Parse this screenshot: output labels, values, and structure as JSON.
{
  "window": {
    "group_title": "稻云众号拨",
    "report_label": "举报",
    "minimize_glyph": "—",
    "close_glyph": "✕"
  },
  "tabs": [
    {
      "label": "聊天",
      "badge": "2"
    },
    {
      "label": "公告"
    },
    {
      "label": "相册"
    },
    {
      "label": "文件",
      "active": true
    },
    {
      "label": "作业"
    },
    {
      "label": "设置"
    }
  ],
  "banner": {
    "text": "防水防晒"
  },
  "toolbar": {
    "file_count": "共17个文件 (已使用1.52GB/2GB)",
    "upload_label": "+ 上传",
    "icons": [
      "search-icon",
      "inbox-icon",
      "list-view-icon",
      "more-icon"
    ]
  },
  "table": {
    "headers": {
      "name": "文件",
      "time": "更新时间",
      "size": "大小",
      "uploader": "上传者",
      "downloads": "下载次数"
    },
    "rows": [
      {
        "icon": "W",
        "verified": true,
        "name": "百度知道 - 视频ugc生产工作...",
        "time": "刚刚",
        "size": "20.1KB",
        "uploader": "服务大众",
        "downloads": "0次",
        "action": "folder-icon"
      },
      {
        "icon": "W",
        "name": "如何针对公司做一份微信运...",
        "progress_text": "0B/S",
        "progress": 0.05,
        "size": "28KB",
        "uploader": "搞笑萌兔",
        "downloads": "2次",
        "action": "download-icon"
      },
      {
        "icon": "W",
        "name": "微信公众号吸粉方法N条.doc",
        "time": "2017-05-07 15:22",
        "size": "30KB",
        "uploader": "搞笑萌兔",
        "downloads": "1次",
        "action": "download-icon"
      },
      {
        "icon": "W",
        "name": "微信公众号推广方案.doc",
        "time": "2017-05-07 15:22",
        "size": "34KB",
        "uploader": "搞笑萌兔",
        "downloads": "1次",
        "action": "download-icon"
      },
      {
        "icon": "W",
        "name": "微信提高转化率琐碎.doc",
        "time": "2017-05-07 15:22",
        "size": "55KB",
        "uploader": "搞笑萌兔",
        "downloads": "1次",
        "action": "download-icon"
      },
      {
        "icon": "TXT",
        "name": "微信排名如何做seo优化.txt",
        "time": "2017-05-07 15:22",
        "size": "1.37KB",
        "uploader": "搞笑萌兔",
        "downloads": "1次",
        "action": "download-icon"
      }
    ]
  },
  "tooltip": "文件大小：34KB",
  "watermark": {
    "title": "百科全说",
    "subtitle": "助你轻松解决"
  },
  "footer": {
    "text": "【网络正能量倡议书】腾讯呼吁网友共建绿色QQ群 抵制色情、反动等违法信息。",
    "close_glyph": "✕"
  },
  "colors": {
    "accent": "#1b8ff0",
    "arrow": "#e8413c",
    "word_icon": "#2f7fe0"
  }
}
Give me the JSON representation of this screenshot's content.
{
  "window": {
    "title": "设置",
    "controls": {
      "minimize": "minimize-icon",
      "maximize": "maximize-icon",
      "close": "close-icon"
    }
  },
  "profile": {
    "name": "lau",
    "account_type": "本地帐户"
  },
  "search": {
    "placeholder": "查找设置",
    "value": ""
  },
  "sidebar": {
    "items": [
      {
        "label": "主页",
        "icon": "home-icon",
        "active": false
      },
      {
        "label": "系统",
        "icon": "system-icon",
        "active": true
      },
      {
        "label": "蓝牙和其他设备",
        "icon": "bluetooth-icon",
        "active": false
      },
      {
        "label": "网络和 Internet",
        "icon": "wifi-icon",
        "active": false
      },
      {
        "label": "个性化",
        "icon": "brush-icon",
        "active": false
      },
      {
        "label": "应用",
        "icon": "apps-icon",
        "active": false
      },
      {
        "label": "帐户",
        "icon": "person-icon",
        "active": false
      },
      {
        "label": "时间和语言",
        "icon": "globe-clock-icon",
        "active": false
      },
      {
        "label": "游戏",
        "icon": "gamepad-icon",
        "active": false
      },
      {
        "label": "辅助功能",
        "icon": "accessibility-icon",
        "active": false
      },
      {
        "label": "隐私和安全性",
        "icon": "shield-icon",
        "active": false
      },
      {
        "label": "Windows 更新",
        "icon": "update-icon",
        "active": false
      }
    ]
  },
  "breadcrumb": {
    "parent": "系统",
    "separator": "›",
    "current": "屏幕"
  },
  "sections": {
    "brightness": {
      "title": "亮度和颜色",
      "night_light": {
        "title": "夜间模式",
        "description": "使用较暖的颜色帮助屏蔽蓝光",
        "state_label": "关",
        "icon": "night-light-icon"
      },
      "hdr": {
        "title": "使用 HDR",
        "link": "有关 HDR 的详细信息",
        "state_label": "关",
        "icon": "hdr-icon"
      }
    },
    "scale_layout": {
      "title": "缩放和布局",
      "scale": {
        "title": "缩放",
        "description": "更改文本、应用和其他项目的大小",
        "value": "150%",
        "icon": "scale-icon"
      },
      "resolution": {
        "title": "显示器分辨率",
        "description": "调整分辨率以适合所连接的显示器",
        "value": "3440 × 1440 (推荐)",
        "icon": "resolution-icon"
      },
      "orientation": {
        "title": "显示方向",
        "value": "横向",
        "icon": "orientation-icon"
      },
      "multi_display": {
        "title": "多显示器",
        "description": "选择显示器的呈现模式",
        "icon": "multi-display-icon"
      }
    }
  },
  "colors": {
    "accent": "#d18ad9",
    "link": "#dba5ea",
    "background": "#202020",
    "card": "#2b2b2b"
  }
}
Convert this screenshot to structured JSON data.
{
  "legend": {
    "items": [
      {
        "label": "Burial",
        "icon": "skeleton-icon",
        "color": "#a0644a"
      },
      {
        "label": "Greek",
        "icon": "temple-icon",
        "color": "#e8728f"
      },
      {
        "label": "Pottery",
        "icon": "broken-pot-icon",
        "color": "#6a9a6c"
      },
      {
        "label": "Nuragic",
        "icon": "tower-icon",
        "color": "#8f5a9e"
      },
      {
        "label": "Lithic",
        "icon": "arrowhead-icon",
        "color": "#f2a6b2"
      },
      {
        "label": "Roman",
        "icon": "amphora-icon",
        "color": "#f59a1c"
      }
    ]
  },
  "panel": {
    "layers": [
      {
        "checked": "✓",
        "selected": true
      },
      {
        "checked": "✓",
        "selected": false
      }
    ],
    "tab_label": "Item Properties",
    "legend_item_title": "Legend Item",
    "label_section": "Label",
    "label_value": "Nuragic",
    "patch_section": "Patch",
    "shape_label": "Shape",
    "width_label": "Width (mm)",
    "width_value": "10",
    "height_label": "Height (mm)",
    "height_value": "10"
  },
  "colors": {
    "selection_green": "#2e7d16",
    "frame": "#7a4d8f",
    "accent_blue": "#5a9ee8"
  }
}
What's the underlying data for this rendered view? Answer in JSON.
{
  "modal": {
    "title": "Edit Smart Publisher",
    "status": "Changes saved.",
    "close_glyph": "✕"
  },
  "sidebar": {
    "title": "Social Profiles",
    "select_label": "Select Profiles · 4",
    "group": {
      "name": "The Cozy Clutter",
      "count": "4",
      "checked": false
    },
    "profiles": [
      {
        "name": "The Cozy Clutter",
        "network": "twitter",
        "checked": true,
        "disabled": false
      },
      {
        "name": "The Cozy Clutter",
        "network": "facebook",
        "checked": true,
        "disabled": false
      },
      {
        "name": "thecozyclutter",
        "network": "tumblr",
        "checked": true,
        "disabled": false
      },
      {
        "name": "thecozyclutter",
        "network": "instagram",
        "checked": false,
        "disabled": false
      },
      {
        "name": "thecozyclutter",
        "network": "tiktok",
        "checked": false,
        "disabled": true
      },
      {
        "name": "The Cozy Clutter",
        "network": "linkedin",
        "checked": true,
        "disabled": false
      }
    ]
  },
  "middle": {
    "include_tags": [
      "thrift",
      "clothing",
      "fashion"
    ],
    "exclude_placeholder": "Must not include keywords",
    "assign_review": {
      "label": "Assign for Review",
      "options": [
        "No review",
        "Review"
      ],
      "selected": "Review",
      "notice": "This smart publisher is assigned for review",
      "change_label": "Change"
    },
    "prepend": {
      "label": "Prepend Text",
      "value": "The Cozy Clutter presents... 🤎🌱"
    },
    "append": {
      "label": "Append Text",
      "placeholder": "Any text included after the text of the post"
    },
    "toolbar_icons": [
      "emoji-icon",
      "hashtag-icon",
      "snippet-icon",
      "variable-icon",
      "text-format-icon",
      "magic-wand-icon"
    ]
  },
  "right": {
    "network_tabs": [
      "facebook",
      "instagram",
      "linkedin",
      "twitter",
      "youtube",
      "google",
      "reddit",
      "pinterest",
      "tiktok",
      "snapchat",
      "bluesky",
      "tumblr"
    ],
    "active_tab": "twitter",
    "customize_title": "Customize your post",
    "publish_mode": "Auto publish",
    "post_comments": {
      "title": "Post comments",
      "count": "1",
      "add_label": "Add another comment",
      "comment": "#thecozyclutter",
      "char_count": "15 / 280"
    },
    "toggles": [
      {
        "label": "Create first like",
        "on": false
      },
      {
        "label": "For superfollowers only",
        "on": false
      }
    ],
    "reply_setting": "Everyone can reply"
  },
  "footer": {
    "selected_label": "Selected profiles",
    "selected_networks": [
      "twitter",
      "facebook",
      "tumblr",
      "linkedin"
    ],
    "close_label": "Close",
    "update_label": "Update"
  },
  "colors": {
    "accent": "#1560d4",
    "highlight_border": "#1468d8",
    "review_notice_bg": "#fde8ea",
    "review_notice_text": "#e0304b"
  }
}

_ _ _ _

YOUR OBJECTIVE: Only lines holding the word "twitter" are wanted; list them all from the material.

RESULT OF THE EXERCISE:
        "network": "twitter",
      "twitter",
    "active_tab": "twitter",
      "twitter",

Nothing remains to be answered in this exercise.